Maybe you tried telehealth for your counseling practice during the COVID-19 shutdown, and you’ve decided you would like to stick with it. Or maybe you’ve always wanted to go all-in on telehealth but weren’t sure you could get enough clients to sustain your business.
The good news is that many counselors are successfully carrying a full caseload of telehealth clients.
How do they do it? And how long does it take to get a full caseload if you only see clients via telehealth?
“That depends,” said Cindy Norton, an LMFT in Asheville, North Carolina.
Norton owns AVL Couples Therapy - a practice that specializes in helping happy couples. She also owns Mountain Practice Journeys where she provides business coaching and custom web-design services for therapists. She recently launched a podcast where she shares helpful information for starting and growing a private counseling practice.
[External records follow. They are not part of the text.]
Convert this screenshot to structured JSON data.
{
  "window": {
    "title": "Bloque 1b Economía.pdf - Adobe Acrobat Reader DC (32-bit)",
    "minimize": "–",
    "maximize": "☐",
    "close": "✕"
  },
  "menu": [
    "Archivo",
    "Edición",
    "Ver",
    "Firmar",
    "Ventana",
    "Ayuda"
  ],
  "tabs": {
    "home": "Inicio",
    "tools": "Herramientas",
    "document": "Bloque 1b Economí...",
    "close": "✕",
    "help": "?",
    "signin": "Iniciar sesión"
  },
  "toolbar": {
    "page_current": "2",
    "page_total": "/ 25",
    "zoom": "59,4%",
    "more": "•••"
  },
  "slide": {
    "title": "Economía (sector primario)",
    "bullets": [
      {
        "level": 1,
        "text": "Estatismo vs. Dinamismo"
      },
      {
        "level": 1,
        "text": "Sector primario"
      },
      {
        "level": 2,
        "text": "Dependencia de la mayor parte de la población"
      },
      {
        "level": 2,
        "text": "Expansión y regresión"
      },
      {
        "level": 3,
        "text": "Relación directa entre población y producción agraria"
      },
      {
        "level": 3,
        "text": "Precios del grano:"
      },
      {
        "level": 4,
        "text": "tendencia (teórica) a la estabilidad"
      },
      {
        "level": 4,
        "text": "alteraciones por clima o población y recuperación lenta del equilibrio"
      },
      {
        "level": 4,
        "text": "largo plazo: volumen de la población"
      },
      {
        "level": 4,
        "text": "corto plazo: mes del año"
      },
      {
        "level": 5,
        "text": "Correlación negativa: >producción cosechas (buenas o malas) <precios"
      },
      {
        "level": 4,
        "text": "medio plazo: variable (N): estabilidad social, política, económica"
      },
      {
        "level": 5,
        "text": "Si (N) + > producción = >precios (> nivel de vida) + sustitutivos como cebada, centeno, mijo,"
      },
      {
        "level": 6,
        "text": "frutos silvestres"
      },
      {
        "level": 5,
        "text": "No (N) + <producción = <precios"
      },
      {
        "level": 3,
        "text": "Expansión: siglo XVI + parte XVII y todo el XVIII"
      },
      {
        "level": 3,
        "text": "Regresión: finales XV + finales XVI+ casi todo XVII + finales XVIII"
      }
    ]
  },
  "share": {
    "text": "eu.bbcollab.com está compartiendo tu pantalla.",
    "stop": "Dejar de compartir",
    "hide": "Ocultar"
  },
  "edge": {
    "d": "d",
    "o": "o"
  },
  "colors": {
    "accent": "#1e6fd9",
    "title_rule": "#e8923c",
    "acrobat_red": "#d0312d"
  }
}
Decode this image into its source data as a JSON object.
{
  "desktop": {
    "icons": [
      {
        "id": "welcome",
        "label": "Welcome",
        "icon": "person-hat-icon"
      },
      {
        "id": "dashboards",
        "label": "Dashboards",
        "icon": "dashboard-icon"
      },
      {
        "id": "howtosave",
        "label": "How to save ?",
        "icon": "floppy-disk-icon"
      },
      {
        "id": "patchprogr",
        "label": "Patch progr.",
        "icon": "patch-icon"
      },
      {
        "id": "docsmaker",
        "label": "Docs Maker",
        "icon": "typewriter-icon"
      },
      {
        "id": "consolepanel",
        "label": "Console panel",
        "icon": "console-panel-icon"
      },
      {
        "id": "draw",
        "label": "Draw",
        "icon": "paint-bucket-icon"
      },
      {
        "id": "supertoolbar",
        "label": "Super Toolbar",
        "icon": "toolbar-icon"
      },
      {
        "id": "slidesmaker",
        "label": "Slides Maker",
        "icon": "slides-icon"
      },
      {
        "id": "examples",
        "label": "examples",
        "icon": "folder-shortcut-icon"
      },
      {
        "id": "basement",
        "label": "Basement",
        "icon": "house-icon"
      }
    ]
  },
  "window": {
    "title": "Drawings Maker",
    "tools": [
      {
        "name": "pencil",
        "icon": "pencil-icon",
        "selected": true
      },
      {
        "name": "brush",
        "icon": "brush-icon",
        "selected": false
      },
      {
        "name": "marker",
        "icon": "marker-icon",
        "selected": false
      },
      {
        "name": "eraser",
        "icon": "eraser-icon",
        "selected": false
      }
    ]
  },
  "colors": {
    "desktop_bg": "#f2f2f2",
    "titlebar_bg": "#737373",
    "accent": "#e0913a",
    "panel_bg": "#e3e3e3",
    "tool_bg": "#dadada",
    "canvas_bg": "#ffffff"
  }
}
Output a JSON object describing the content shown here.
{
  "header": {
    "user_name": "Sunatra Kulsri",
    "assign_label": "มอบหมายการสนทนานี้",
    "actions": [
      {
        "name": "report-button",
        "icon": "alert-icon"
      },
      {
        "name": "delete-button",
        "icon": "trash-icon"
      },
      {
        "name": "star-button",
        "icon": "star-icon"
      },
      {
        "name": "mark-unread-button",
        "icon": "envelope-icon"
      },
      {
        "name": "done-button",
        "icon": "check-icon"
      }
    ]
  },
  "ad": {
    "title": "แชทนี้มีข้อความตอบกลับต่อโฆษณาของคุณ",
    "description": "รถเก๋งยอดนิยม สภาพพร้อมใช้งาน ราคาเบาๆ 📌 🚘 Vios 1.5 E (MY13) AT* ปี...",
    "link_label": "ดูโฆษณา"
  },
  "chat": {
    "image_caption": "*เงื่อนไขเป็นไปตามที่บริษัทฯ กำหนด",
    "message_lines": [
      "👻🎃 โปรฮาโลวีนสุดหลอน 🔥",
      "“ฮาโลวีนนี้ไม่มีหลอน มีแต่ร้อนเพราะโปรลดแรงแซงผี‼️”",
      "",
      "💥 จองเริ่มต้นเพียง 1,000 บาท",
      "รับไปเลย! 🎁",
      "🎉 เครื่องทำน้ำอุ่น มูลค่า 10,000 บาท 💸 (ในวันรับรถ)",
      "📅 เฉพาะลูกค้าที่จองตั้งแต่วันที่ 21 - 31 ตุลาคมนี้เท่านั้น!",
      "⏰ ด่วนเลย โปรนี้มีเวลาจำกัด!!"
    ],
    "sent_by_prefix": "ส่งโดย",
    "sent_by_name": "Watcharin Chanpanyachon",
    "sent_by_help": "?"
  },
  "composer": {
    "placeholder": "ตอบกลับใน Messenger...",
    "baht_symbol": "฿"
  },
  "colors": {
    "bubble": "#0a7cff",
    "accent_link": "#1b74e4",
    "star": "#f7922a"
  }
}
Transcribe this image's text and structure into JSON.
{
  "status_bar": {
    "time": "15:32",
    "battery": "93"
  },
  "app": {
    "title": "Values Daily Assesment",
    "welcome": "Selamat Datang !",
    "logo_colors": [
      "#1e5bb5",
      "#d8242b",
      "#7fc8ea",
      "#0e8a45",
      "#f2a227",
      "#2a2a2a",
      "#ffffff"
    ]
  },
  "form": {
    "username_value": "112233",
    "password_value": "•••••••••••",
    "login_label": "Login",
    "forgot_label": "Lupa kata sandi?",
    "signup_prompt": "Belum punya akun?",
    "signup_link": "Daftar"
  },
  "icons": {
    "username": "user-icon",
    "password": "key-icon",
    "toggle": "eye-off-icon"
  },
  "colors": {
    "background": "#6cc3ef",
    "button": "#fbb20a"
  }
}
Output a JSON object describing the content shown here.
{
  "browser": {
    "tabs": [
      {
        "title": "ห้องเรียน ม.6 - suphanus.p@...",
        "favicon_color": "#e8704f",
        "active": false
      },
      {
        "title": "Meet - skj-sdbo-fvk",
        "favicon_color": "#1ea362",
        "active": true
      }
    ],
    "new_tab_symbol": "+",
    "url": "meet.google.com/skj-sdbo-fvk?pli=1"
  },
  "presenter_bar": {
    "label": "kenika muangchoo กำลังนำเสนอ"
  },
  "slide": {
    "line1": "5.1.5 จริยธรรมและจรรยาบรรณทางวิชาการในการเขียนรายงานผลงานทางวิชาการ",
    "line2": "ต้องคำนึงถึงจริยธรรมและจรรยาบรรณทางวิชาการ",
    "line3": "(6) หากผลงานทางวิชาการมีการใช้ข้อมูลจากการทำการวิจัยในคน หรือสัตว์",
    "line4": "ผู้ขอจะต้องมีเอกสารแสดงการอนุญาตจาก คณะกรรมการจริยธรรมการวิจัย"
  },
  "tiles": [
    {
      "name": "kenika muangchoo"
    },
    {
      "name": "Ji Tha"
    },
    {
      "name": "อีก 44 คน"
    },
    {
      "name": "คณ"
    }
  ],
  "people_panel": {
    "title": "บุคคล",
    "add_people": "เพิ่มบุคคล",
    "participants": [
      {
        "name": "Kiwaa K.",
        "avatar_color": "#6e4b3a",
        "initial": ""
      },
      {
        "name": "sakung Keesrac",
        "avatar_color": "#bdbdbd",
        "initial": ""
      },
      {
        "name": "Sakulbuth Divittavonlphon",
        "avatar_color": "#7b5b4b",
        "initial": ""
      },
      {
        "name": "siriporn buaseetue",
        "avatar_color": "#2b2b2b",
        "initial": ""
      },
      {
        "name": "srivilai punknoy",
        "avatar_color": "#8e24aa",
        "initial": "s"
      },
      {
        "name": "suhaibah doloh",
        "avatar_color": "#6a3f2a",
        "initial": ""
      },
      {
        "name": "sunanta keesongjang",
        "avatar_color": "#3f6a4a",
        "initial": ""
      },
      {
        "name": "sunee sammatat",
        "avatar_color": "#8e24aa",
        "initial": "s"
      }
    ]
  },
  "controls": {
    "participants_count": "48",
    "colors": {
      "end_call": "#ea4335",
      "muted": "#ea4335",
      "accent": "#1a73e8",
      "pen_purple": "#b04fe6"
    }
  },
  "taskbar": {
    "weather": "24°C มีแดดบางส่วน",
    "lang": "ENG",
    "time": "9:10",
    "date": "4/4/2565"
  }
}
In a recent interview with Raymond Barrett, CEO of the Telehealth Certification Institute, Norton said many variables impact how quickly you can ramp up your practice including your counseling niche, and whether you take insurance. The quality of your online profiles and your website also may impact whether you can easily attract new clients. Your skills as a clinician and your ability to network with other therapists both matter as well.
Statistics indicate you will likely lose money in your first year in business, Norton said. “In your second year in business, a lot of times you break even,” Norton said. “In your third year in business, you’re likely to make a profit.”
Some counselors have a full caseload on “Day One” in their telehealth practice because they left a group practice and took their clients with them. By contrast, growing a fully private pay telehealth practice from scratch could take three years.
“With insurance-based practices, on average, I hear it takes about six months to a year and a half,” Norton said. Again, private-pay practices usually take longer to ramp up - up to three years.
Norton said therapists need to be willing to loosen the purse strings.
“It can be really scary to start spending money before you’re making money,” Norton said. “It really is important to get some of those basics.”
She said telehealth does make it easier.
“When I opened up my practice, I was fully in person. I had never considered telehealth, so I had the expenses of an office and furnishing an office - which is expensive.”
Norton said counselors shouldn’t go deep in debt, but there are essentials to get set up early in your practice, including your practice management software.
“With telehealth, make sure you have good technology so that it’s a seamless experience for your clients,” Norton said.
She also reminds therapists to think digital when they develop their marketing plans. She said it’s important to have a high-quality digital headshot and a video demonstrating how you conduct a session.
“Having a good quality headshot and a really nice short video can be amazing to have on your website,” Norton said. “When someone lands on [your website] they get to see a quality image of you, they know they can connect with you.”
Norton also encouraged therapists to network locally with other therapists in their community to build up referrals.
Having a great website that’s easy to navigate and has well-written copy also is essential. If you aren’t a great writer, Norton said to consider hiring a writer. You also can try recording yourself on your phone and then converting your conversation into website content.
“Not having it scripted in any way - you’re just talking and answering questions to yourself about your ideal clients and who you love working with… you just speak to that.”
Norton said you can pull some great nuggets from your recording to use on your website.
Remember, the goal for your website is to connect with your client in plain language, to offer hope for transformation, and then to give them a path forward with therapy.
By Amanda Barnett, LPC, NCC, Ed.S.